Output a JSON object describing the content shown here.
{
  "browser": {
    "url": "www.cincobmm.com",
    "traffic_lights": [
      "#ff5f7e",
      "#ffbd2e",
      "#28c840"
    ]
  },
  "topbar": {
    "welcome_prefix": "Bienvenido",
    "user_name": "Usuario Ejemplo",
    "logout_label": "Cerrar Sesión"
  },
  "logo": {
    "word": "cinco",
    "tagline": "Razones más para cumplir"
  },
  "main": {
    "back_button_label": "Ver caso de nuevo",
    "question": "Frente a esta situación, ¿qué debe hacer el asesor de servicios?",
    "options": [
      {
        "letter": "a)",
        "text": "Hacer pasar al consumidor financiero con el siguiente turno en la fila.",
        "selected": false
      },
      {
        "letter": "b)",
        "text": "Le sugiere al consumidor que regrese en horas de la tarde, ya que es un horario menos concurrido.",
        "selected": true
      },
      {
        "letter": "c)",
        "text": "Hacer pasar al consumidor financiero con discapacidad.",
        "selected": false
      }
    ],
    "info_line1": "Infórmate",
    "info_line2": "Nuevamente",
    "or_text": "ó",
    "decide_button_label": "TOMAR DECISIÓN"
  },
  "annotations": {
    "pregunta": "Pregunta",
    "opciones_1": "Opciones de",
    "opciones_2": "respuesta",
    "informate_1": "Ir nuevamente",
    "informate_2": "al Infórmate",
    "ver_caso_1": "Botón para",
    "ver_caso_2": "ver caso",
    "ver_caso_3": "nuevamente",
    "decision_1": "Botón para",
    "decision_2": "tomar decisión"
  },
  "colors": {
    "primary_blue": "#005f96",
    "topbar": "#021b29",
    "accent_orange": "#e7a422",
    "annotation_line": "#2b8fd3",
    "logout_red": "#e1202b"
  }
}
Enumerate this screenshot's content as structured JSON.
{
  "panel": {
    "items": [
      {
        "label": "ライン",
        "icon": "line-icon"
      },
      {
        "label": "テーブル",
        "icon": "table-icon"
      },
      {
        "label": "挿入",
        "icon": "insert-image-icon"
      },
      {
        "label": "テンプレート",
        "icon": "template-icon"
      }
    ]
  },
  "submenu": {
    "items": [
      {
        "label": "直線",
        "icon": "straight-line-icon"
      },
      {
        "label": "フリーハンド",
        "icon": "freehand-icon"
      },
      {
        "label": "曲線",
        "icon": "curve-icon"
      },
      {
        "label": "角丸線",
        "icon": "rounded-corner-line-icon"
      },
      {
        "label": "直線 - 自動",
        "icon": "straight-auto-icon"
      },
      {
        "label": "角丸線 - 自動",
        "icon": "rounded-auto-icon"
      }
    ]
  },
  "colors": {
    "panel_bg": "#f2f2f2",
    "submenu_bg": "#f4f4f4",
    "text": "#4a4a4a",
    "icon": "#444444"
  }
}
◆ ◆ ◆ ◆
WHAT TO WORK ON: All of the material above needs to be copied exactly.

ANSWER TO THIS TASK:
Output a JSON object describing the content shown here.
{
  "browser": {
    "url": "www.cincobmm.com",
    "traffic_lights": [
      "#ff5f7e",
      "#ffbd2e",
      "#28c840"
    ]
  },
  "topbar": {
    "welcome_prefix": "Bienvenido",
    "user_name": "Usuario Ejemplo",
    "logout_label": "Cerrar Sesión"
  },
  "logo": {
    "word": "cinco",
    "tagline": "Razones más para cumplir"
  },
  "main": {
    "back_button_label": "Ver caso de nuevo",
    "question": "Frente a esta situación, ¿qué debe hacer el asesor de servicios?",
    "options": [
      {
        "letter": "a)",
        "text": "Hacer pasar al consumidor financiero con el siguiente turno en la fila.",
        "selected": false
      },
      {
        "letter": "b)",
        "text": "Le sugiere al consumidor que regrese en horas de la tarde, ya que es un horario menos concurrido.",
        "selected": true
      },
      {
        "letter": "c)",
        "text": "Hacer pasar al consumidor financiero con discapacidad.",
        "selected": false
      }
    ],
    "info_line1": "Infórmate",
    "info_line2": "Nuevamente",
    "or_text": "ó",
    "decide_button_label": "TOMAR DECISIÓN"
  },
  "annotations": {
    "pregunta": "Pregunta",
    "opciones_1": "Opciones de",
    "opciones_2": "respuesta",
    "informate_1": "Ir nuevamente",
    "informate_2": "al Infórmate",
    "ver_caso_1": "Botón para",
    "ver_caso_2": "ver caso",
    "ver_caso_3": "nuevamente",
    "decision_1": "Botón para",
    "decision_2": "tomar decisión"
  },
  "colors": {
    "primary_blue": "#005f96",
    "topbar": "#021b29",
    "accent_orange": "#e7a422",
    "annotation_line": "#2b8fd3",
    "logout_red": "#e1202b"
  }
}
Enumerate this screenshot's content as structured JSON.
{
  "panel": {
    "items": [
      {
        "label": "ライン",
        "icon": "line-icon"
      },
      {
        "label": "テーブル",
        "icon": "table-icon"
      },
      {
        "label": "挿入",
        "icon": "insert-image-icon"
      },
      {
        "label": "テンプレート",
        "icon": "template-icon"
      }
    ]
  },
  "submenu": {
    "items": [
      {
        "label": "直線",
        "icon": "straight-line-icon"
      },
      {
        "label": "フリーハンド",
        "icon": "freehand-icon"
      },
      {
        "label": "曲線",
        "icon": "curve-icon"
      },
      {
        "label": "角丸線",
        "icon": "rounded-corner-line-icon"
      },
      {
        "label": "直線 - 自動",
        "icon": "straight-auto-icon"
      },
      {
        "label": "角丸線 - 自動",
        "icon": "rounded-auto-icon"
      }
    ]
  },
  "colors": {
    "panel_bg": "#f2f2f2",
    "submenu_bg": "#f4f4f4",
    "text": "#4a4a4a",
    "icon": "#444444"
  }
}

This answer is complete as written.